EXERCISE PROMPT: Would you please give the entries again word for word, with no images in your copy?

MATERIAL FOR THE TASK:
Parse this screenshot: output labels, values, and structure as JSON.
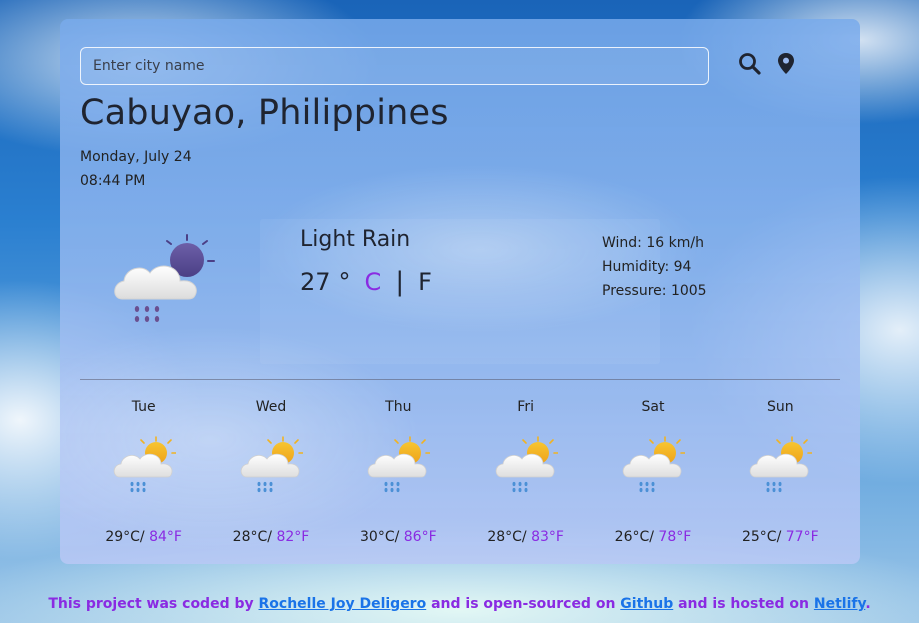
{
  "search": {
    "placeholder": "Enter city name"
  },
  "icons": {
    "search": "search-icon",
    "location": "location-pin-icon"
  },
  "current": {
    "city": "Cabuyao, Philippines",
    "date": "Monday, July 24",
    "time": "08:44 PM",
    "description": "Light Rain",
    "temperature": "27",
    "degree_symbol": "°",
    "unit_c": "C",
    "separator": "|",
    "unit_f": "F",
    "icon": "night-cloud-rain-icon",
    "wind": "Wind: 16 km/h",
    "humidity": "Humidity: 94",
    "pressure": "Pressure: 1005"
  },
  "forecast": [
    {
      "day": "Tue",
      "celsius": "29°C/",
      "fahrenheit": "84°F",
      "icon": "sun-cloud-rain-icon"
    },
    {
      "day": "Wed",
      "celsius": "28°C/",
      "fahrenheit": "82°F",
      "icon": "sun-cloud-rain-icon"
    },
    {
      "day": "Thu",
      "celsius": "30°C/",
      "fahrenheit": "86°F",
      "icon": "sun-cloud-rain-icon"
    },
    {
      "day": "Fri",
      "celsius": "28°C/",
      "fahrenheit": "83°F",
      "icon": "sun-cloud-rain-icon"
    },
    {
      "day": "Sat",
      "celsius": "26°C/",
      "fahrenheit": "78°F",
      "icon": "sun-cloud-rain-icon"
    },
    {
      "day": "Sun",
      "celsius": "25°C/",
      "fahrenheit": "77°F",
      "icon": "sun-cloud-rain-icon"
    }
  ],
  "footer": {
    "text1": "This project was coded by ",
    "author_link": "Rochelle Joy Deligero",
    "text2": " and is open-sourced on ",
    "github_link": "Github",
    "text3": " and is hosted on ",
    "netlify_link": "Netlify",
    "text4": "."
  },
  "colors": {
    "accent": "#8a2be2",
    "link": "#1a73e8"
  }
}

RESPONSE TO THIS TASK:
Parse this screenshot: output labels, values, and structure as JSON.
{
  "search": {
    "placeholder": "Enter city name"
  },
  "icons": {
    "search": "search-icon",
    "location": "location-pin-icon"
  },
  "current": {
    "city": "Cabuyao, Philippines",
    "date": "Monday, July 24",
    "time": "08:44 PM",
    "description": "Light Rain",
    "temperature": "27",
    "degree_symbol": "°",
    "unit_c": "C",
    "separator": "|",
    "unit_f": "F",
    "icon": "night-cloud-rain-icon",
    "wind": "Wind: 16 km/h",
    "humidity": "Humidity: 94",
    "pressure": "Pressure: 1005"
  },
  "forecast": [
    {
      "day": "Tue",
      "celsius": "29°C/",
      "fahrenheit": "84°F",
      "icon": "sun-cloud-rain-icon"
    },
    {
      "day": "Wed",
      "celsius": "28°C/",
      "fahrenheit": "82°F",
      "icon": "sun-cloud-rain-icon"
    },
    {
      "day": "Thu",
      "celsius": "30°C/",
      "fahrenheit": "86°F",
      "icon": "sun-cloud-rain-icon"
    },
    {
      "day": "Fri",
      "celsius": "28°C/",
      "fahrenheit": "83°F",
      "icon": "sun-cloud-rain-icon"
    },
    {
      "day": "Sat",
      "celsius": "26°C/",
      "fahrenheit": "78°F",
      "icon": "sun-cloud-rain-icon"
    },
    {
      "day": "Sun",
      "celsius": "25°C/",
      "fahrenheit": "77°F",
      "icon": "sun-cloud-rain-icon"
    }
  ],
  "footer": {
    "text1": "This project was coded by ",
    "author_link": "Rochelle Joy Deligero",
    "text2": " and is open-sourced on ",
    "github_link": "Github",
    "text3": " and is hosted on ",
    "netlify_link": "Netlify",
    "text4": "."
  },
  "colors": {
    "accent": "#8a2be2",
    "link": "#1a73e8"
  }
}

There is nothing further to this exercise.